What I couldn’t articulate at that young age was the ambivalence between the wish to belong as well as to retain my identity. Perhaps this is a feeling that’s familiar for many newcomers or anyone who had moved to a new city, community, or organization – yet it is possible to achieve both. For instance, contributing to my community played a key role in helping me adapt to life in Canada. My family introduced ourselves to neighbours who quickly became friends, and as we volunteered for organizations whose causes we believed in, our sense of community grew as well.

As we approach Canada’s 150th birthday, I feel a great sense of pride in the things that make Canada special – including the diversity our country represents and our welcome offered to newcomers who come from around the world and chose to call this country home. Below are a few suggestions that newcomers might find helpful in adapting to life in Canada.

1. Join a Newcomer Association

Most communities have associations specifically geared towards newcomers, offering a variety of resources such as job search assistance and language training. It’s a great way to meet other new Canadians who are going through a similar experience.

2. Try New Things

Be open to new activities such as skating, skiing, or hiking. In the summer, perhaps try camping in the Canadian wilderness, and take advantage of all of the national parks offering free entry as part of Canada’s 150th celebrations.

3. Volunteer

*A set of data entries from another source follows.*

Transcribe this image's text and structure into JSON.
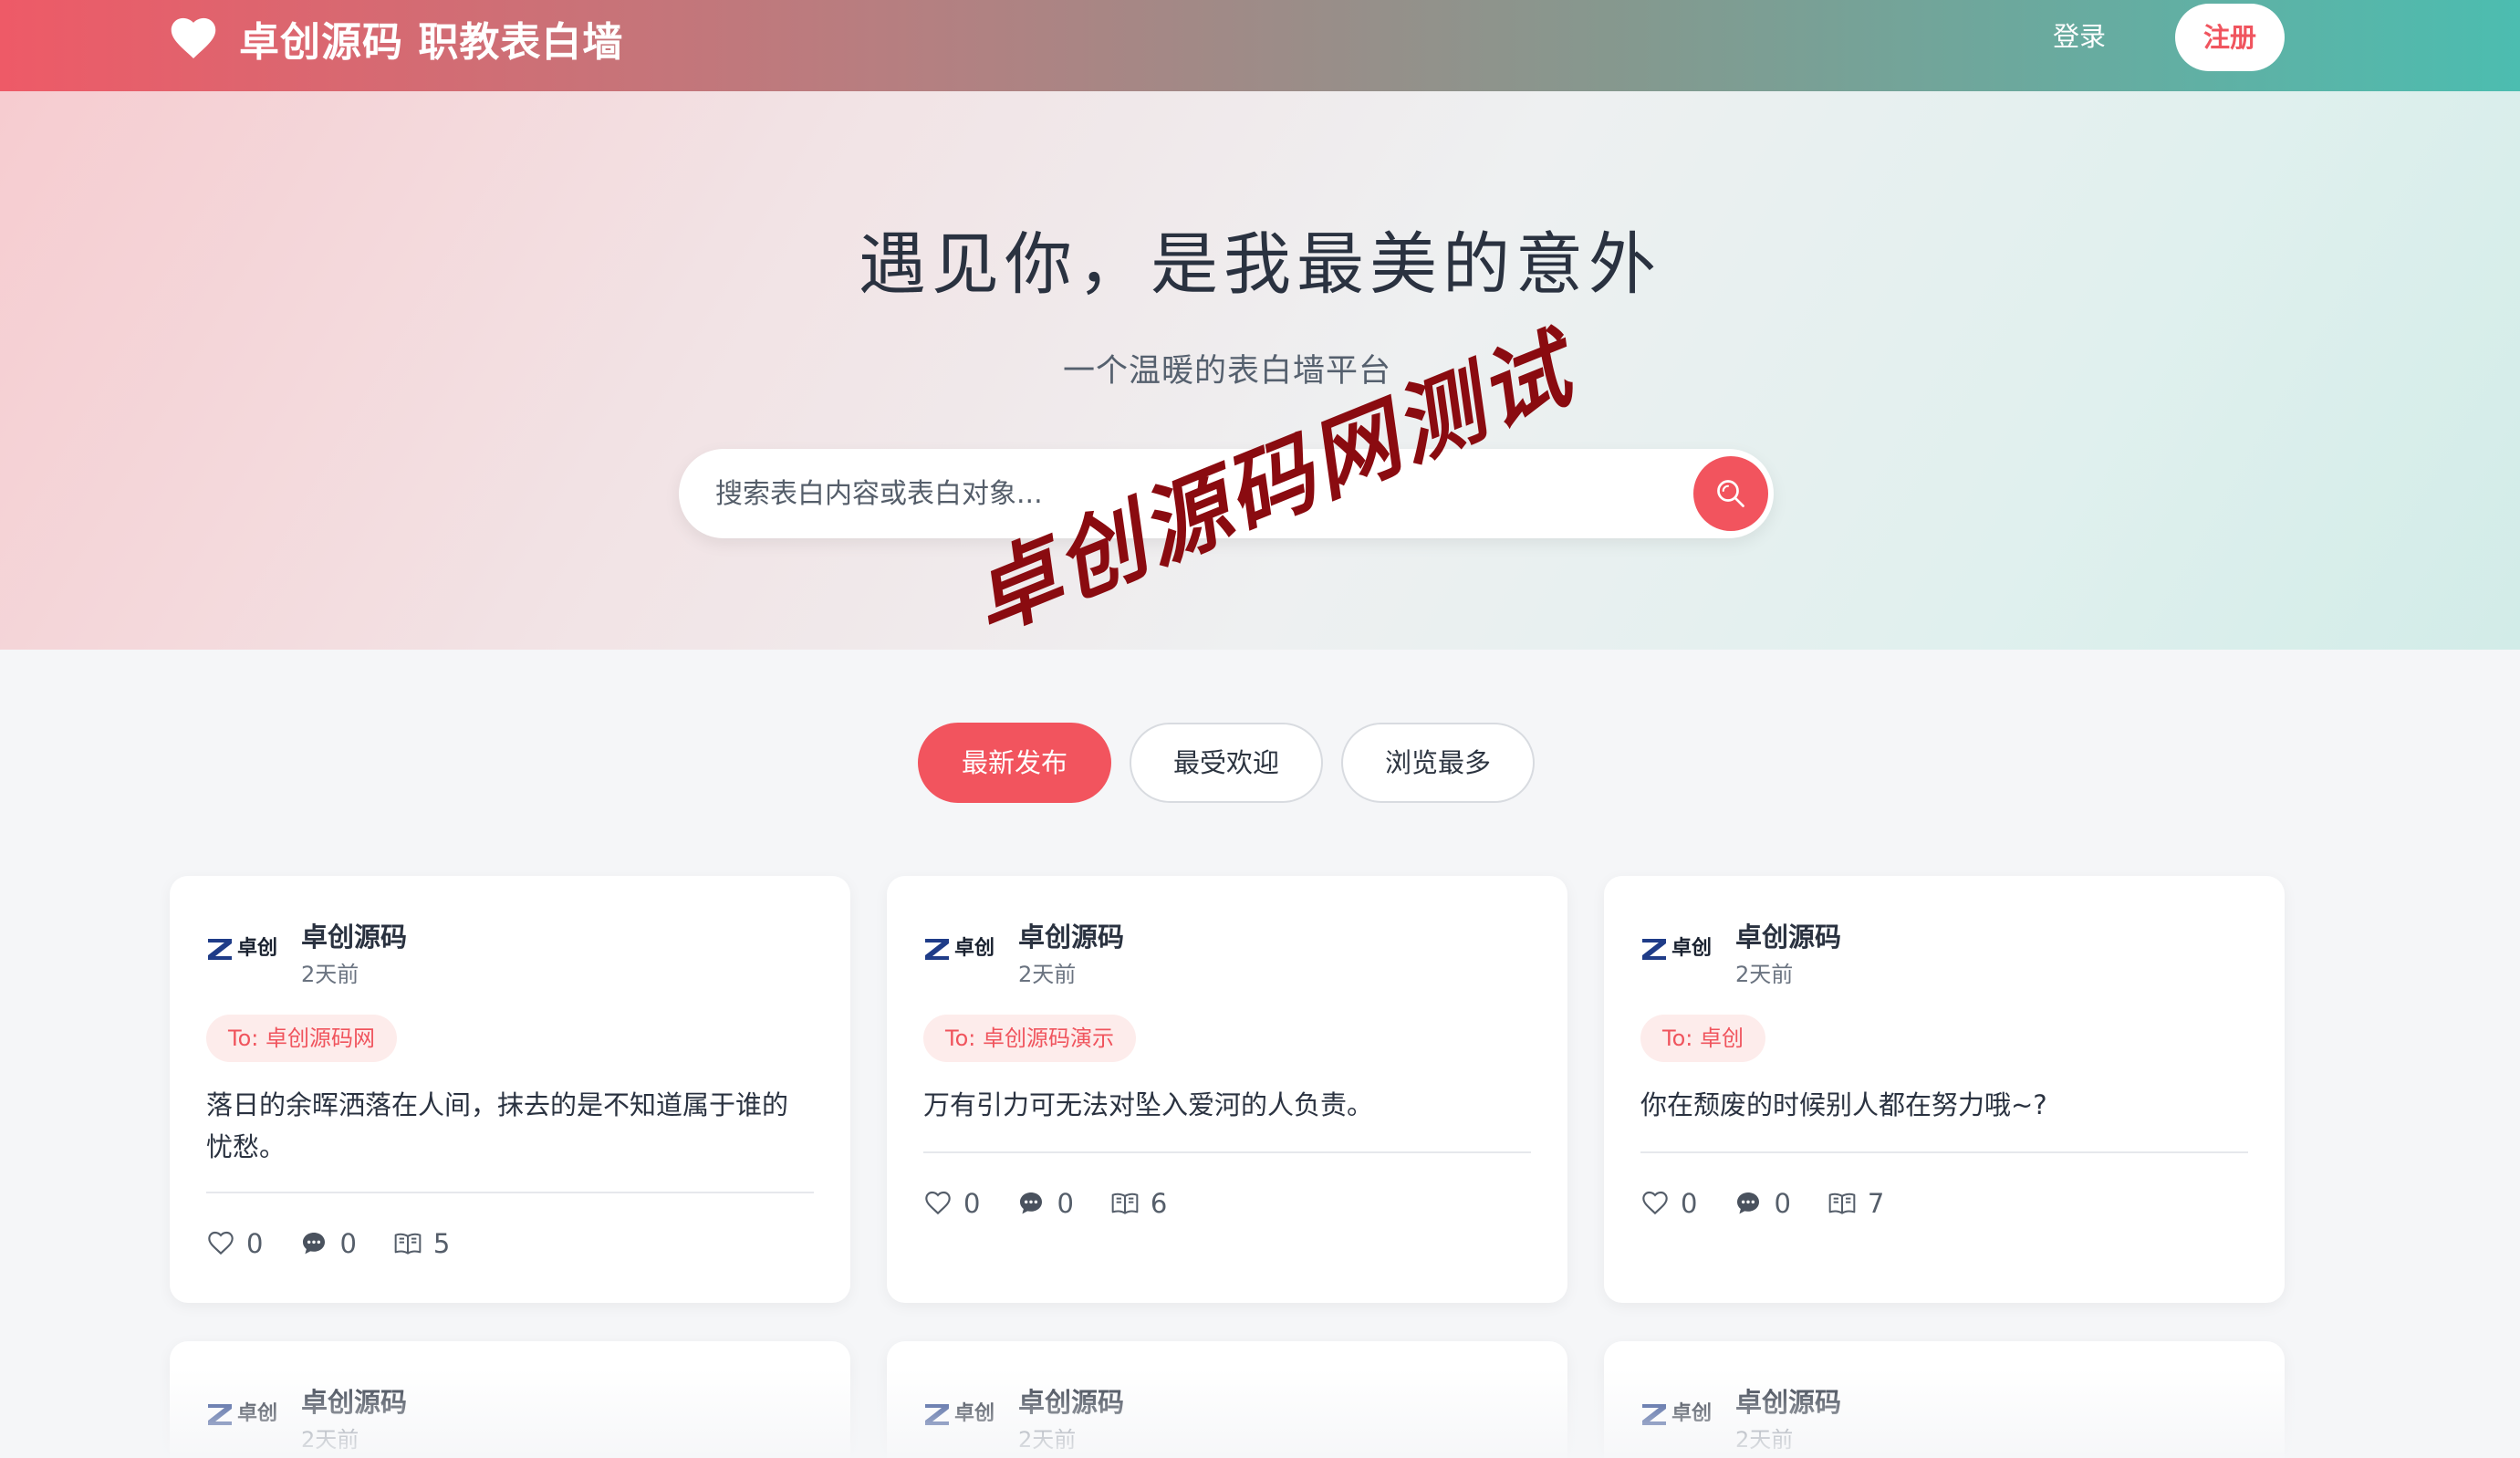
{
  "header": {
    "brand_title": "卓创源码 职教表白墙",
    "login_label": "登录",
    "register_label": "注册",
    "gradient_colors": [
      "#ee5a67",
      "#4cbdb0"
    ]
  },
  "hero": {
    "title": "遇见你，是我最美的意外",
    "subtitle": "一个温暖的表白墙平台",
    "search_placeholder": "搜索表白内容或表白对象...",
    "search_icon": "search-icon"
  },
  "watermark": "卓创源码网测试",
  "tabs": [
    {
      "label": "最新发布",
      "active": true
    },
    {
      "label": "最受欢迎",
      "active": false
    },
    {
      "label": "浏览最多",
      "active": false
    }
  ],
  "accent_color": "#f2545e",
  "avatar_logo": {
    "text": "卓创"
  },
  "posts": [
    {
      "author": "卓创源码",
      "time": "2天前",
      "to": "To: 卓创源码网",
      "content": "落日的余晖洒落在人间，抹去的是不知道属于谁的忧愁。",
      "likes": "0",
      "comments": "0",
      "views": "5"
    },
    {
      "author": "卓创源码",
      "time": "2天前",
      "to": "To: 卓创源码演示",
      "content": "万有引力可无法对坠入爱河的人负责。",
      "likes": "0",
      "comments": "0",
      "views": "6"
    },
    {
      "author": "卓创源码",
      "time": "2天前",
      "to": "To: 卓创",
      "content": "你在颓废的时候别人都在努力哦~?",
      "likes": "0",
      "comments": "0",
      "views": "7"
    },
    {
      "author": "卓创源码",
      "time": "2天前"
    },
    {
      "author": "卓创源码",
      "time": "2天前"
    },
    {
      "author": "卓创源码",
      "time": "2天前"
    }
  ]
}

Not only is it good for the soul, volunteering is also a great way to develop deeper connections to your new community.

4. Stay Connected With Your Roots

Whether it’s through community associations, maintaining familiar traditions, or cooking with the flavours and spices you enjoyed back home, finding ways to stay connected with the familiar would help balance out the significant change that comes with moving to a new country.

5. Take the First Step

It’s not always easy being the new person – whether that’s being new to a country, being the new person in a new job, or being a new student at school. While it may seem daunting at first, take the first step in connecting with others by introducing yourself – you’ll be amazed at how welcoming people could be.

Young people of Canada have been impressive in taking the initiative to welcome newcomers to our country. One way I have seen this is through RBC’s “Make 150 Count” initiative where participants are doing everything from welcoming Syrian refuges to Canada to organizing Canadian-themed activities for newcomers.

These simple gestures are reminders that small things go a long way to making someone feel welcome.

How will you be celebrating Canada’s 150th?

Are you new to Canada? Read this story about what you need to do to settle faster and easier.